From Dr. Luther as the leading teacher of the Augsburg Confession, any intelligent person can see the proper meaning of the Augsburg Confession on this article.
In addition to Christ's and St. Paul's expressions (the bread in the Supper is the body of Christ or the communion of the body of Christ), the following forms are also used: under the bread, with the bread, in the bread. With these words the papistic transubstantiation may be rejected and the sacramental union of the bread's unchanged essence and Christ's body may be shown. In the same way, the "the Word became flesh" show that the divine essence is not changed into the human nature. But the two natures, unchanged, are united. So in the Holy Supper the two substances, the bread and Christ's body, are present together in the Sacrament. This union is a sacramental union. The words of Christ's ("This is My body") are not a figurative, allegorical expression, but a unique expression. Justin says:
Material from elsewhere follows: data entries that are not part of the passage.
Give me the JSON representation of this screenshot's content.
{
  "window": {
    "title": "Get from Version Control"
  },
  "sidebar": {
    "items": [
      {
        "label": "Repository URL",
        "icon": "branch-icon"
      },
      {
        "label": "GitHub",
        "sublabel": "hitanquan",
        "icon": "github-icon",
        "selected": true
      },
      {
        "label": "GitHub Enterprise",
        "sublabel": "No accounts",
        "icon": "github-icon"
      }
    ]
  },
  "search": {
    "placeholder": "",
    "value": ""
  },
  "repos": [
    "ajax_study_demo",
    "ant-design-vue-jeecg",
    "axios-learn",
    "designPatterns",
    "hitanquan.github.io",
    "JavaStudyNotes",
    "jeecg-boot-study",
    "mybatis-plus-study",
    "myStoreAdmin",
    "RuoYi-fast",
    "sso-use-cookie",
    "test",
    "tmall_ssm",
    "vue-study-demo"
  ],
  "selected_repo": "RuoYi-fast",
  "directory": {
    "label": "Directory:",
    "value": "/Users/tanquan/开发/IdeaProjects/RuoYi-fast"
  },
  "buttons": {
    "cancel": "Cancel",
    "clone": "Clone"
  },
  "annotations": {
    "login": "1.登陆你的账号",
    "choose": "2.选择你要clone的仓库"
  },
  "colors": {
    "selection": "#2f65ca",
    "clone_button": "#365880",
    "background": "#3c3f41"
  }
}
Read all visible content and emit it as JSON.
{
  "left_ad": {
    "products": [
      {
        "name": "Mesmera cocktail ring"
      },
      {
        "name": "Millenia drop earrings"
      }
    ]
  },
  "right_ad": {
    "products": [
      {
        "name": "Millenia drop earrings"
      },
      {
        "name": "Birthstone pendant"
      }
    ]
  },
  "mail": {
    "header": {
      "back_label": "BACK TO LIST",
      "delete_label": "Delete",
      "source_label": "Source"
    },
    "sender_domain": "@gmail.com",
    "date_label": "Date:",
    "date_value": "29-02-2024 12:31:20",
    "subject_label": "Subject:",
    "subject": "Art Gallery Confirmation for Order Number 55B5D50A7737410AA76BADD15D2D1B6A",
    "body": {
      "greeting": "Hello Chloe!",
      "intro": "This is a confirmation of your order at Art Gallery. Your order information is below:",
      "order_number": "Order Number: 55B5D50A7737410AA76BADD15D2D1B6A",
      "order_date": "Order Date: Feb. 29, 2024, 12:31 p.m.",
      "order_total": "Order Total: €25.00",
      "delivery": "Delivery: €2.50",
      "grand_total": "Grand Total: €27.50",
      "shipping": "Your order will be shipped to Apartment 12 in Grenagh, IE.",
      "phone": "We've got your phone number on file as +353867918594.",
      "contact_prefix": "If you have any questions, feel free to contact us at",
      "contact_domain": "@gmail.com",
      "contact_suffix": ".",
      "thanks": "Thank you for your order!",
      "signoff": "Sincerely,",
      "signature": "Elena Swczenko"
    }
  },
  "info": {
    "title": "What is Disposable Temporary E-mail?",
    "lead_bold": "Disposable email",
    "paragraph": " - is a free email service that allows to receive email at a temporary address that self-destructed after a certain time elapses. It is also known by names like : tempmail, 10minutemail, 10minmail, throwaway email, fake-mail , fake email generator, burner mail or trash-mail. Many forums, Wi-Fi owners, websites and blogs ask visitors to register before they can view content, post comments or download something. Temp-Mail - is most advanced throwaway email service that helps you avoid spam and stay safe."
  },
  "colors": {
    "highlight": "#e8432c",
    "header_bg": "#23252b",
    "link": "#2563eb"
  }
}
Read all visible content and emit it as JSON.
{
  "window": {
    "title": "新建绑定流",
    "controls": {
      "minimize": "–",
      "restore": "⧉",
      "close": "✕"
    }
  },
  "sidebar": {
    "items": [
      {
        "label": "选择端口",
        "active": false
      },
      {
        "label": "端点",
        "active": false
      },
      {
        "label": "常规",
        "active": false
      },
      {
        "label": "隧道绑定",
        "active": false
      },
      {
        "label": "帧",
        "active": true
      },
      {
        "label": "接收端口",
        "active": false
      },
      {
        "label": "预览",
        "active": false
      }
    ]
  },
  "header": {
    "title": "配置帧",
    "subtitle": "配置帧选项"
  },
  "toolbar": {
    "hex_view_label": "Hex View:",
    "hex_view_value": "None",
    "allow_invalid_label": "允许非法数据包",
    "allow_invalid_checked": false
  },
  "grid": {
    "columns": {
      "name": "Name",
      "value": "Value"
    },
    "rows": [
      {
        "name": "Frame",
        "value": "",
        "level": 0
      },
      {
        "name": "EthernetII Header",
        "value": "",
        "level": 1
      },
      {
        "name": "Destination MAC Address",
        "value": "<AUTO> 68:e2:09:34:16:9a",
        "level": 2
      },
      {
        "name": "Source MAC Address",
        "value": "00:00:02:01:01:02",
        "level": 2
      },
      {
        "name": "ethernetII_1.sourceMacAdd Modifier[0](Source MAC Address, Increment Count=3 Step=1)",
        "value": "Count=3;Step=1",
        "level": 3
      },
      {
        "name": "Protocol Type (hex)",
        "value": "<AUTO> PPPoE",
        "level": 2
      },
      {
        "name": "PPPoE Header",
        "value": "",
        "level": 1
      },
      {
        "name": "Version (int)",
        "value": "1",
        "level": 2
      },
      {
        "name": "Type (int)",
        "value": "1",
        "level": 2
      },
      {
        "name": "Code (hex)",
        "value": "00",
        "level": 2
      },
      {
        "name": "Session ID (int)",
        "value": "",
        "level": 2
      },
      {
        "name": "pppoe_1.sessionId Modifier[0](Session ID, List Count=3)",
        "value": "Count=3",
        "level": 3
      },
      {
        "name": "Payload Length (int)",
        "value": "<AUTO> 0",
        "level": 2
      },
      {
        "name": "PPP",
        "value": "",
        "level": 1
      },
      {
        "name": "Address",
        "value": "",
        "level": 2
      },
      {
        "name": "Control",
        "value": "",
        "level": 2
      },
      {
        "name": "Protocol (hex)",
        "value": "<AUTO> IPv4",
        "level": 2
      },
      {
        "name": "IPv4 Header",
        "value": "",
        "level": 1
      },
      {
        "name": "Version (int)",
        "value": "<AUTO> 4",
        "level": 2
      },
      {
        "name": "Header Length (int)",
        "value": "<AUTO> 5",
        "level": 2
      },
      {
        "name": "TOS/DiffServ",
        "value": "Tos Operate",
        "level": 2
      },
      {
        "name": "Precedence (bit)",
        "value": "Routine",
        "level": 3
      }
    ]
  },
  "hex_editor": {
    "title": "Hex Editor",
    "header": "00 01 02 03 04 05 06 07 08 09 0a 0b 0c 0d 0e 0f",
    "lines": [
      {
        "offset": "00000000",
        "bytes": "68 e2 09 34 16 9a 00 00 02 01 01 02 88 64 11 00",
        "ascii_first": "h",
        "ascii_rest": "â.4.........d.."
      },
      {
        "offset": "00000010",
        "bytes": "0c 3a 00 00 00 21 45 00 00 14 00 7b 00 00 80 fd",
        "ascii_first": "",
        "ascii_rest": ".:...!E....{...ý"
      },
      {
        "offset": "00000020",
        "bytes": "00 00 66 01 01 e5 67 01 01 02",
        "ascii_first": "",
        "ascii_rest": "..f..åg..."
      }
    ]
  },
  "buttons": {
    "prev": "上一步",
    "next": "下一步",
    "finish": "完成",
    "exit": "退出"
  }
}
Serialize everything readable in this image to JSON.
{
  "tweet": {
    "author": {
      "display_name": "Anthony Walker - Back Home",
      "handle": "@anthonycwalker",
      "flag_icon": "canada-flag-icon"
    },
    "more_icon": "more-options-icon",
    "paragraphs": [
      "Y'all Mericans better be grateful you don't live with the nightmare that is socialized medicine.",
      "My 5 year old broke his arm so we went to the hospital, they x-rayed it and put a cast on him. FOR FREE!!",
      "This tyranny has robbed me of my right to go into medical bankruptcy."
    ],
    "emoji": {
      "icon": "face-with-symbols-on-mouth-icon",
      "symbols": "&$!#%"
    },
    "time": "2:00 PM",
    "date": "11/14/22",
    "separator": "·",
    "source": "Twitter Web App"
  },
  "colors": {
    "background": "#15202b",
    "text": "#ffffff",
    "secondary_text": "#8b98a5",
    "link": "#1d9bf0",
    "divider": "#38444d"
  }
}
This we receive not as common bread and common drink. We receive them as Jesus Christ, our Savior, who through the Word of God became flesh. For the sake of our salvation He also had flesh and blood. So we believe that the food blessed by Him through the Word and prayer is the body and blood of our Lord Jesus Christ. (paragraphs 34-39)
Condensed from CONCORDIA: THE LUTHERAN CONFESSIONS, copyright 2005,2006 by Concordia Publishing House. Used by permission. All rights reserved. To purchase a copy of CONCORDIA, call 800-325-3040.